Problem requirements:
Repeat the entries exactly, and do not carry the pictures over.

(App and web page records)
■ ■ ■

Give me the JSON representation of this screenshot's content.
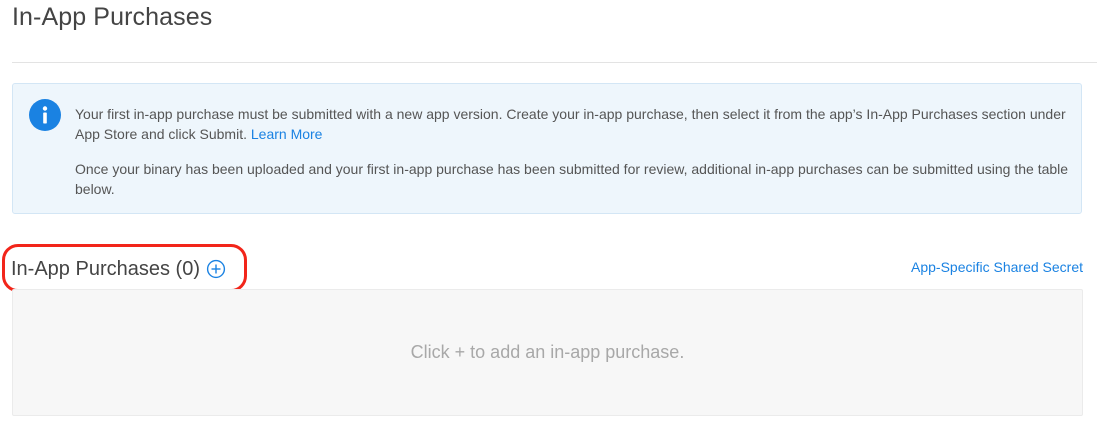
{
  "page": {
    "title": "In-App Purchases"
  },
  "info_box": {
    "icon": "info-icon",
    "paragraph1": "Your first in-app purchase must be submitted with a new app version. Create your in-app purchase, then select it from the app’s In-App Purchases section under App Store and click Submit.",
    "learn_more_label": "Learn More",
    "paragraph2": "Once your binary has been uploaded and your first in-app purchase has been submitted for review, additional in-app purchases can be submitted using the table below."
  },
  "section": {
    "title": "In-App Purchases (0)",
    "add_icon": "plus-circle-icon",
    "shared_secret_label": "App-Specific Shared Secret",
    "empty_message": "Click + to add an in-app purchase."
  },
  "colors": {
    "accent": "#1a82e2",
    "info_background": "#eef6fc",
    "highlight": "#f2251a",
    "empty_panel": "#f7f7f7"
  }
}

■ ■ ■

Output below:
Give me the JSON representation of this screenshot's content.
{
  "page": {
    "title": "In-App Purchases"
  },
  "info_box": {
    "icon": "info-icon",
    "paragraph1": "Your first in-app purchase must be submitted with a new app version. Create your in-app purchase, then select it from the app’s In-App Purchases section under App Store and click Submit.",
    "learn_more_label": "Learn More",
    "paragraph2": "Once your binary has been uploaded and your first in-app purchase has been submitted for review, additional in-app purchases can be submitted using the table below."
  },
  "section": {
    "title": "In-App Purchases (0)",
    "add_icon": "plus-circle-icon",
    "shared_secret_label": "App-Specific Shared Secret",
    "empty_message": "Click + to add an in-app purchase."
  },
  "colors": {
    "accent": "#1a82e2",
    "info_background": "#eef6fc",
    "highlight": "#f2251a",
    "empty_panel": "#f7f7f7"
  }
}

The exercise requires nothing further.